If Ogden Valley wants to become a nice resort area, the signs cheapen the look of the town, said Brandi Hammon, with Mountain Luxury Real Estate.
Clarke, this time speaking as an Eden resident, said there are ways to advertise businesses without allowing the signs, which are not conducive to the rural atmosphere in the valley.
Commissioners still passed an ordinance amendment changing the maximum sign size, but asked planners to look at the possibility of restricting internally lighted signs.

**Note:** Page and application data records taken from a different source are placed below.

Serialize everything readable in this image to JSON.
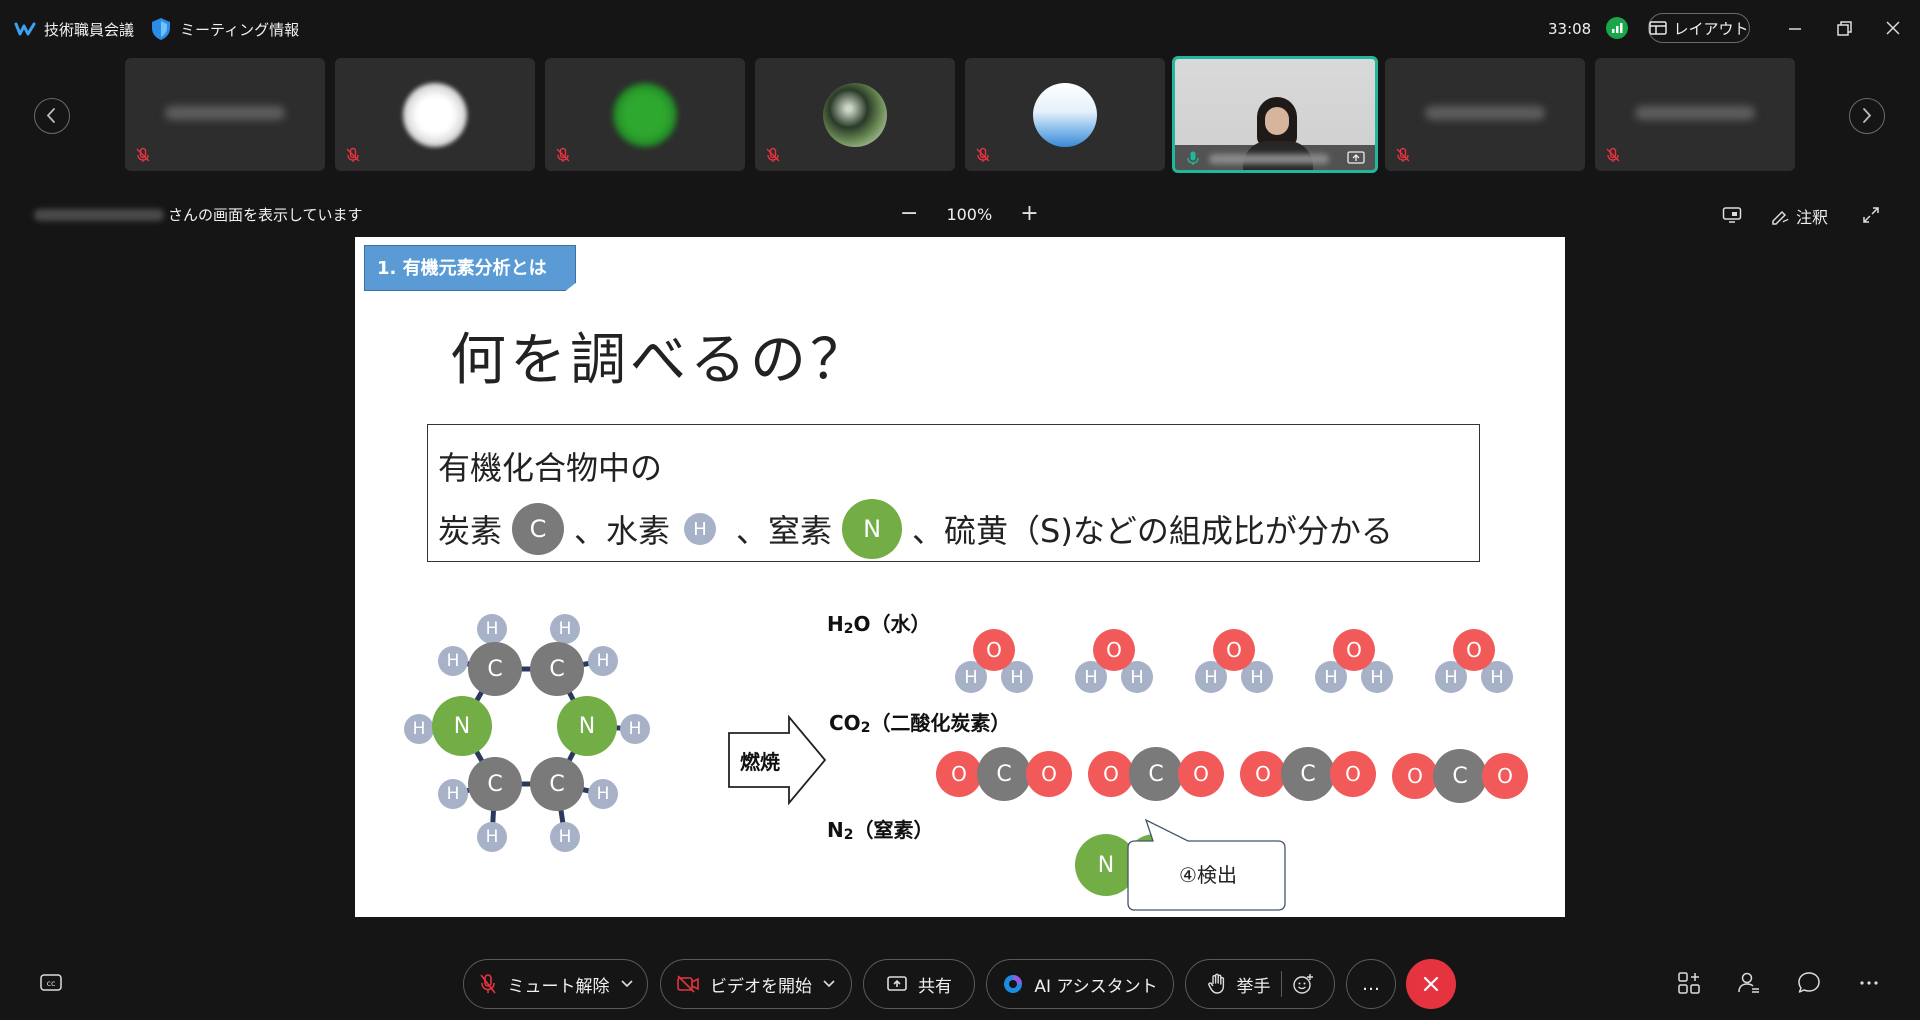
{
  "app": {
    "meeting_title": "技術職員会議",
    "meeting_info_label": "ミーティング情報",
    "timer": "33:08",
    "layout_label": "レイアウト"
  },
  "share": {
    "viewing_suffix": "さんの画面を表示しています",
    "zoom_level": "100%",
    "zoom_minus": "−",
    "zoom_plus": "+",
    "annotate_label": "注釈"
  },
  "slide": {
    "section_tag": "1. 有機元素分析とは",
    "title": "何を調べるの？",
    "summary_line1": "有機化合物中の",
    "summary_parts": {
      "carbon": "炭素",
      "sep1": "、水素",
      "sep2": "、窒素",
      "rest": "、硫黄（S)などの組成比が分かる"
    },
    "atom_letters": {
      "C": "C",
      "H": "H",
      "N": "N",
      "O": "O"
    },
    "arrow_label": "燃焼",
    "products": {
      "h2o": {
        "formula_main": "H",
        "formula_sub": "2",
        "formula_tail": "O（水）"
      },
      "co2": {
        "formula_main": "CO",
        "formula_sub": "2",
        "formula_tail": "（二酸化炭素）"
      },
      "n2": {
        "formula_main": "N",
        "formula_sub": "2",
        "formula_tail": "（窒素）"
      }
    },
    "callout": "④検出"
  },
  "toolbar": {
    "unmute_label": "ミュート解除",
    "video_label": "ビデオを開始",
    "share_label": "共有",
    "ai_label": "AI アシスタント",
    "raise_hand_label": "挙手",
    "more_label": "…"
  },
  "colors": {
    "accent_green": "#1fb89a",
    "leave_red": "#e5343f",
    "muted_red": "#e5343f",
    "carbon": "#7a7a7a",
    "hydrogen": "#a7b2c8",
    "nitrogen": "#72ad45",
    "oxygen": "#f25a5a",
    "tag_blue": "#5b9bd5"
  }
}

The final problem was with a Transportation Master Plan map, which had a potential road marked that, if built, would pass over sensitive lands and historic farmlands.
Although the amendment to the transportation plan was focused on a right of way for Highway 39 through Ogden Canyon, the residents who spoke were more concerned about urbanization by potential roads around towns in the valley.

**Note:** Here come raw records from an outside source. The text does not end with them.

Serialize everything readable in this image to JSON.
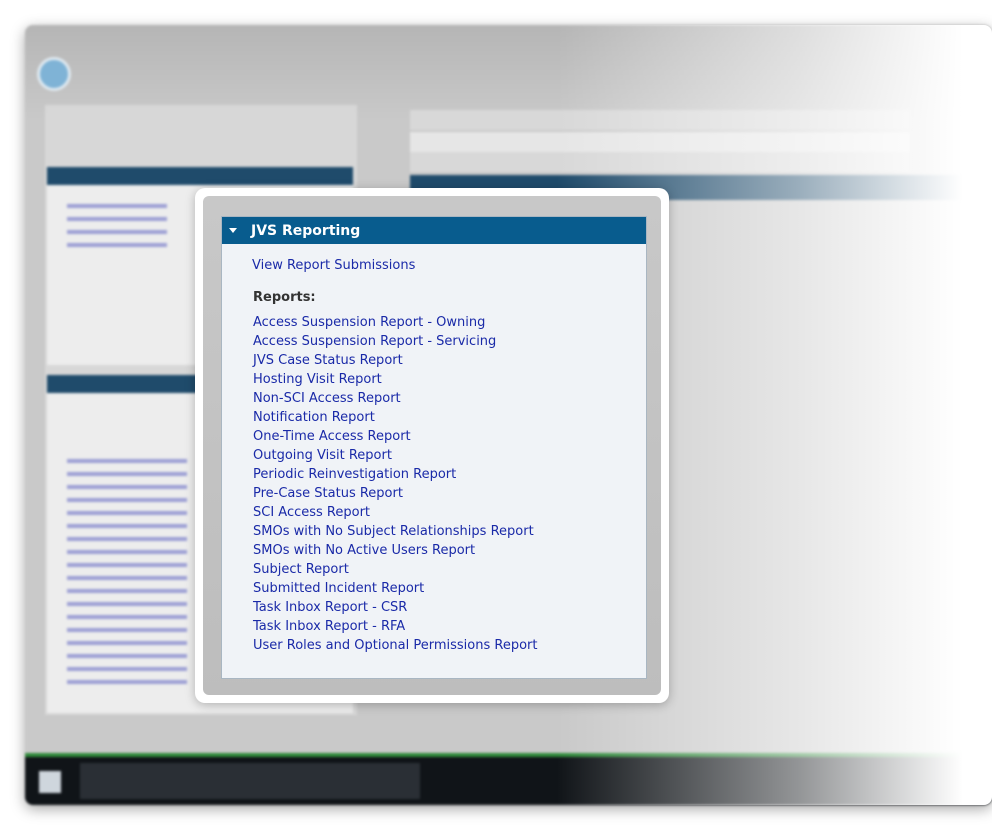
{
  "panel": {
    "title": "JVS Reporting",
    "view_link": "View Report Submissions",
    "reports_label": "Reports:",
    "reports": [
      "Access Suspension Report - Owning",
      "Access Suspension Report - Servicing",
      "JVS Case Status Report",
      "Hosting Visit Report",
      "Non-SCI Access Report",
      "Notification Report",
      "One-Time Access Report",
      "Outgoing Visit Report",
      "Periodic Reinvestigation Report",
      "Pre-Case Status Report",
      "SCI Access Report",
      "SMOs with No Subject Relationships Report",
      "SMOs with No Active Users Report",
      "Subject Report",
      "Submitted Incident Report",
      "Task Inbox Report - CSR",
      "Task Inbox Report - RFA",
      "User Roles and Optional Permissions Report"
    ]
  },
  "colors": {
    "header_bg": "#085c8e",
    "link": "#1a2aa8",
    "panel_bg": "#f0f3f7"
  },
  "icons": {
    "collapse": "caret-down-icon"
  }
}
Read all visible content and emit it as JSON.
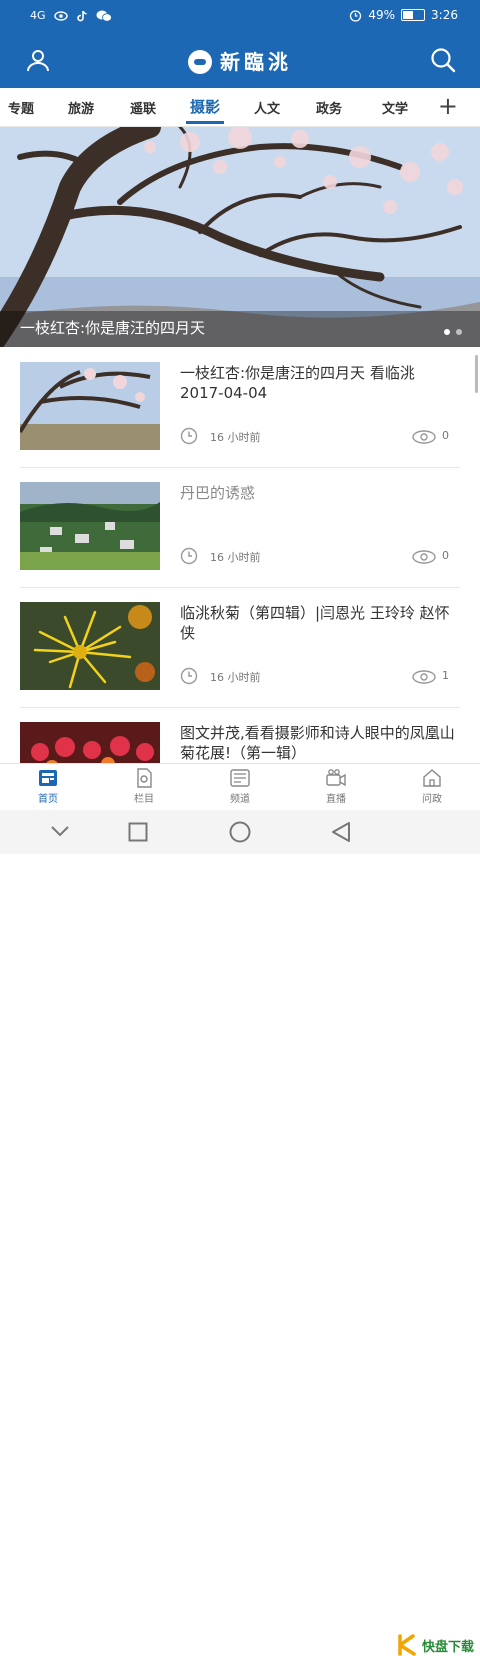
{
  "status": {
    "network": "4G",
    "battery": "49%",
    "time": "3:26"
  },
  "app": {
    "title": "新臨洮"
  },
  "tabs": [
    {
      "label": "专题"
    },
    {
      "label": "旅游"
    },
    {
      "label": "遥联"
    },
    {
      "label": "摄影"
    },
    {
      "label": "人文"
    },
    {
      "label": "政务"
    },
    {
      "label": "文学"
    }
  ],
  "tab_add": "+",
  "hero": {
    "caption": "一枝红杏:你是唐汪的四月天"
  },
  "articles": [
    {
      "title": "一枝红杏:你是唐汪的四月天 看临洮 2017-04-04",
      "time": "16 小时前",
      "views": "0"
    },
    {
      "title": "丹巴的诱惑",
      "time": "16 小时前",
      "views": "0"
    },
    {
      "title": "临洮秋菊（第四辑）|闫恩光 王玲玲 赵怀侠",
      "time": "16 小时前",
      "views": "1"
    },
    {
      "title": "图文并茂,看看摄影师和诗人眼中的凤凰山菊花展!（第一辑）",
      "time": "",
      "views": ""
    }
  ],
  "bottom_nav": [
    {
      "label": "首页"
    },
    {
      "label": "栏目"
    },
    {
      "label": "频道"
    },
    {
      "label": "直播"
    },
    {
      "label": "问政"
    }
  ],
  "watermark": {
    "text": "快盘下载"
  }
}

"Anything that might restrict, confine or define what they could do with it (the farmland) in the future is a step that should not be taken," said Sharon Holmstrom, of Eden.
Hammon said she didn't believe the map was developed well enough to be called a master plan and that she felt it left too much open to the whims of future development.
Eden resident Dan Harris said he did not want the potential road to be on a master plan map because it gave the road too much validity as an option.
Planning Director Rob Scott said he did not understand why people were upset about the road, as it has been on the transportation map for more than 20 years.
He said the term "master plan" is just a change in terminology, and doesn't lend the potential road any more legal weight than under a different name.
The commissioners approved the amendment, but chose to call the map the Ogden Valley Transportation Element map.
To see more of the Standard-Examiner, or to subscribe to the newspaper, go to http://www.standard.net. Copyright (c) 2009, Standard-Examiner, Ogden, Utah Distributed by McClatchy-Tribune Information Services. For reprints, email email@example.com, call 800-374-7985 or 847-635-6550, send a fax to 847-635-6968, or write to The Permissions Group Inc., 1247 Milwaukee Ave., Suite 303, Glenview, IL 60025, USA.
Copyright (C) 2009, Standard-Examiner, Ogden, Utah